Exercise directions. Determine how many lines below hold the string "JSON". Reply with the number alone.

Interface dataset entries.
——
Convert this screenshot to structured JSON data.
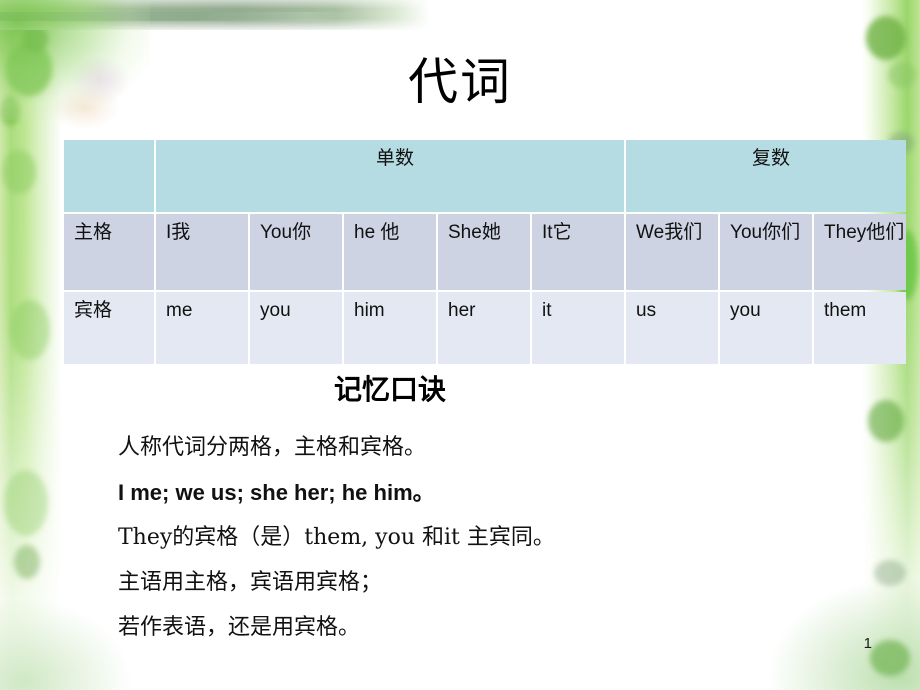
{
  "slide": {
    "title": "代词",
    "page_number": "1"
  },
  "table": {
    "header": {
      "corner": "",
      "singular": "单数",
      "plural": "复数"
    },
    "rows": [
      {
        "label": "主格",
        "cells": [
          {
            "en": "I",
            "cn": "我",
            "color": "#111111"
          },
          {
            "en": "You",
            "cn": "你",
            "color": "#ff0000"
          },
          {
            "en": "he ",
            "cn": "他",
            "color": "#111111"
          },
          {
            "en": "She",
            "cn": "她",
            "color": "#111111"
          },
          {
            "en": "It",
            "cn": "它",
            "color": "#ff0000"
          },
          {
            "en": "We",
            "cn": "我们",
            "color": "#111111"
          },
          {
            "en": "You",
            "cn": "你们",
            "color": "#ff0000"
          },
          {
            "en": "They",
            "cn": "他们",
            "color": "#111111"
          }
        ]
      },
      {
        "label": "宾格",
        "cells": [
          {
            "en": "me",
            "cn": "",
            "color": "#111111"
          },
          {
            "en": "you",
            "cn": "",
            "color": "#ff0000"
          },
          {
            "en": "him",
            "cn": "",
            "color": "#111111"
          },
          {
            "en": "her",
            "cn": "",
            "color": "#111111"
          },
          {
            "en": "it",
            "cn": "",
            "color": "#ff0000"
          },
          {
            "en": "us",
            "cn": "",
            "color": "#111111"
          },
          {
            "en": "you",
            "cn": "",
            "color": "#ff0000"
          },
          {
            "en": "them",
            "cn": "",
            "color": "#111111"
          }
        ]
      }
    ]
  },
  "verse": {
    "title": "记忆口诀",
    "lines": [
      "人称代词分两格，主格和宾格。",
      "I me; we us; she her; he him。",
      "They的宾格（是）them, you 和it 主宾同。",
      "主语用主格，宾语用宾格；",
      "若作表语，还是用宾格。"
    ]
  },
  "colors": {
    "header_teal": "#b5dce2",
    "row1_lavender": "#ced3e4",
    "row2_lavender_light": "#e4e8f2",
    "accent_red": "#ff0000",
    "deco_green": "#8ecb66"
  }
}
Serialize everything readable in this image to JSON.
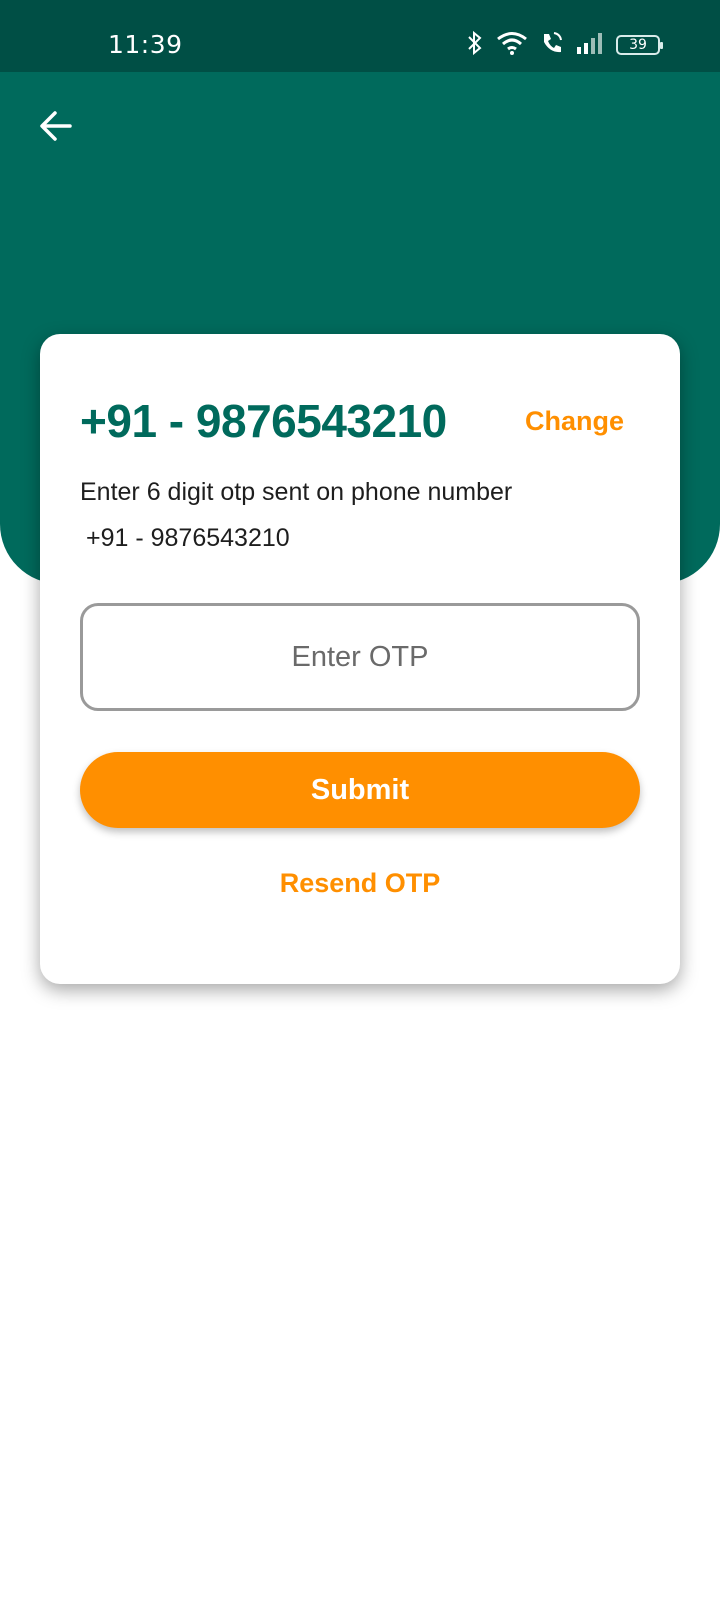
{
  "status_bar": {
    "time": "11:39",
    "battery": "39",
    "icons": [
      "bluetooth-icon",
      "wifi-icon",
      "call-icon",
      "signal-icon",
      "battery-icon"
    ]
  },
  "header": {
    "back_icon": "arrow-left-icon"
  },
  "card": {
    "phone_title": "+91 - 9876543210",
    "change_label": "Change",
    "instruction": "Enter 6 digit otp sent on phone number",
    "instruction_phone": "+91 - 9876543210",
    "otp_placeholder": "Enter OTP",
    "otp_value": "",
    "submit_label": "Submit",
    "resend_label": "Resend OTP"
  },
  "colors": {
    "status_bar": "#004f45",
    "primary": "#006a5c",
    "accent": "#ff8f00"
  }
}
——
Answer area. 2